- [Items from a data source]:
^^^^^^^^
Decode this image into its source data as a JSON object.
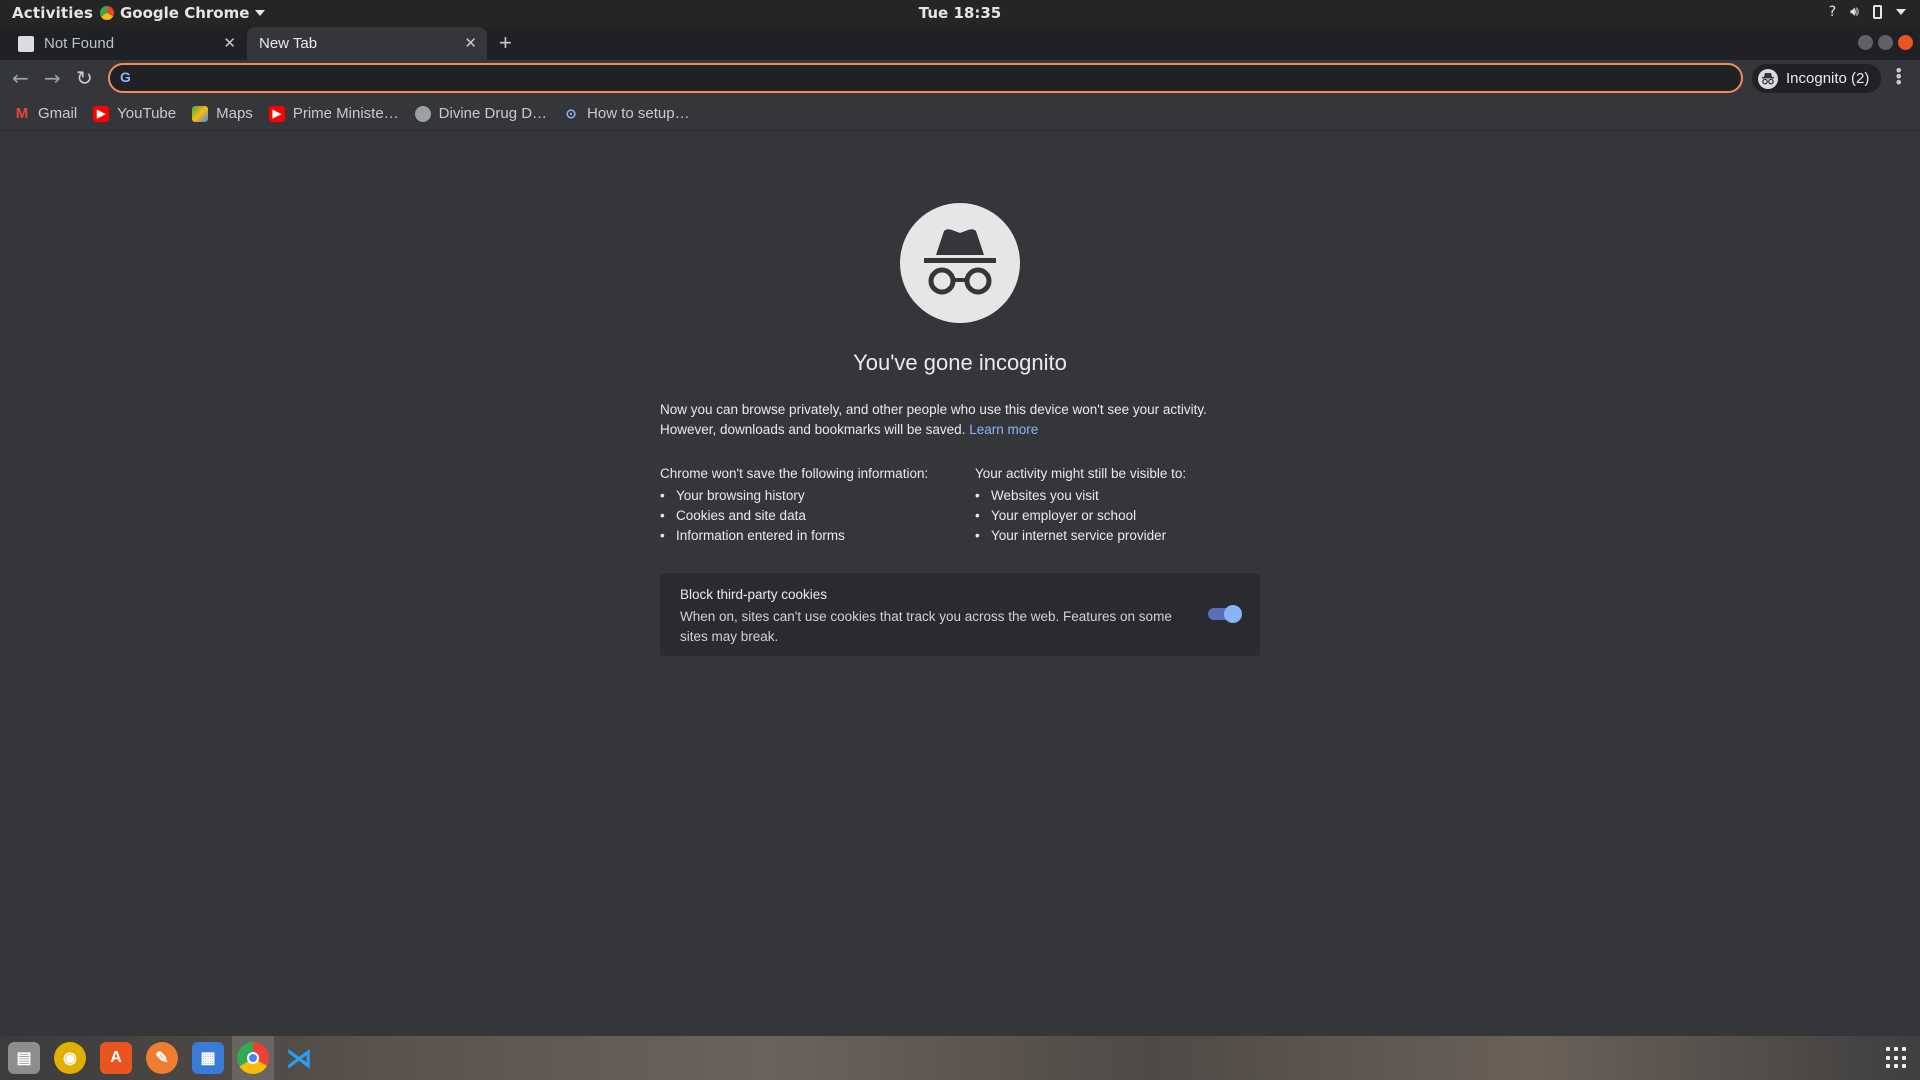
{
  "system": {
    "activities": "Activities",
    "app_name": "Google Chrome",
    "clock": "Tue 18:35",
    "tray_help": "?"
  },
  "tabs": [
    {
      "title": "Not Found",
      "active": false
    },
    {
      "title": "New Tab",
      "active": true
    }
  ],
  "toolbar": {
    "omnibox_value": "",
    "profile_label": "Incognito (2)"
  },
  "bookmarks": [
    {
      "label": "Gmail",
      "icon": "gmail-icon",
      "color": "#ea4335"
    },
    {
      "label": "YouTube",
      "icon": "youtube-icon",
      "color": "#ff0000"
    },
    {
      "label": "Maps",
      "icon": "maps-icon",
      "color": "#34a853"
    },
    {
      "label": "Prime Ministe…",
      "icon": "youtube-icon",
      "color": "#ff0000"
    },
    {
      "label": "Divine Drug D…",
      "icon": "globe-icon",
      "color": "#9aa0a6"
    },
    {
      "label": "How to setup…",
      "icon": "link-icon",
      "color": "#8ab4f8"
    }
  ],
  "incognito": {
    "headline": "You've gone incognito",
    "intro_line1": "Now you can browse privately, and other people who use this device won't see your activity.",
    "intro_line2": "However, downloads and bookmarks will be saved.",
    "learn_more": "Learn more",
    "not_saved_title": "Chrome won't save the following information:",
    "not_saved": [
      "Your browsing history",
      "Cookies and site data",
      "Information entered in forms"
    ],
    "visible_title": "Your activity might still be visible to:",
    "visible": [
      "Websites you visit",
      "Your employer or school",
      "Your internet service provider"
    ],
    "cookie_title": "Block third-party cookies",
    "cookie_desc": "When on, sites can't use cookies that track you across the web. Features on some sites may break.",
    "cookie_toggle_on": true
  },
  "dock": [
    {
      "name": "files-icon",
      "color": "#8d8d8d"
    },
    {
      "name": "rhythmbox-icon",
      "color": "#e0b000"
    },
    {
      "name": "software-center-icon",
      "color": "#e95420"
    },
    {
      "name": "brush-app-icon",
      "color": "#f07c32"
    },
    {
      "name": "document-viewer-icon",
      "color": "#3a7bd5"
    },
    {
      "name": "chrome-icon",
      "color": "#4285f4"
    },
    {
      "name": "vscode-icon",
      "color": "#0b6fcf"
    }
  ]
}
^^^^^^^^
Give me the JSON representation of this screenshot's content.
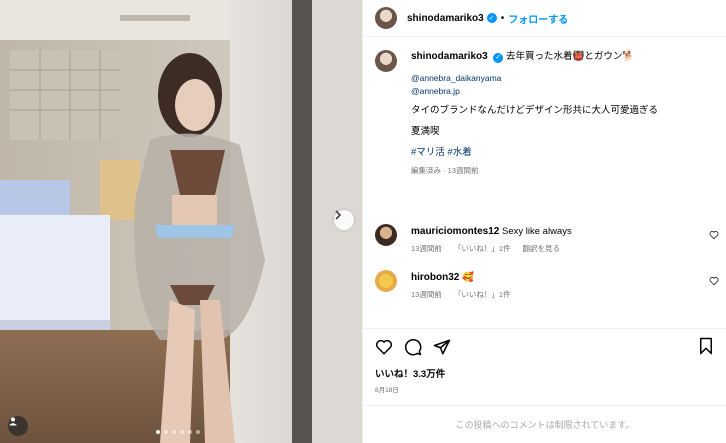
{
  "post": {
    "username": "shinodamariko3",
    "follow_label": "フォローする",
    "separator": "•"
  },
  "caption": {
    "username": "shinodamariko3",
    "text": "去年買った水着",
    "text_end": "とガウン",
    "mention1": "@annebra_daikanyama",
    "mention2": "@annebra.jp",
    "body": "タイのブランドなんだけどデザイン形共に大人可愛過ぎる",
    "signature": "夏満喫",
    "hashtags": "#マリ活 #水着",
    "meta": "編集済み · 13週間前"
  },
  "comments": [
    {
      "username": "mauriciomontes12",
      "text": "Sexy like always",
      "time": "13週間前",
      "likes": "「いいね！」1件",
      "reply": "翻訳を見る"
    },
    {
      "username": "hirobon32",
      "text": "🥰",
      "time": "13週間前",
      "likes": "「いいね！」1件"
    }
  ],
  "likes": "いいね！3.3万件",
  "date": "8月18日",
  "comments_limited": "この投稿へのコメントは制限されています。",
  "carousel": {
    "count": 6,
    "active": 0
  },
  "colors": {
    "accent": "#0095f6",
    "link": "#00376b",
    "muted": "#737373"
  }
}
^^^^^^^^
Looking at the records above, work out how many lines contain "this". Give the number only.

- [RESULT]: 3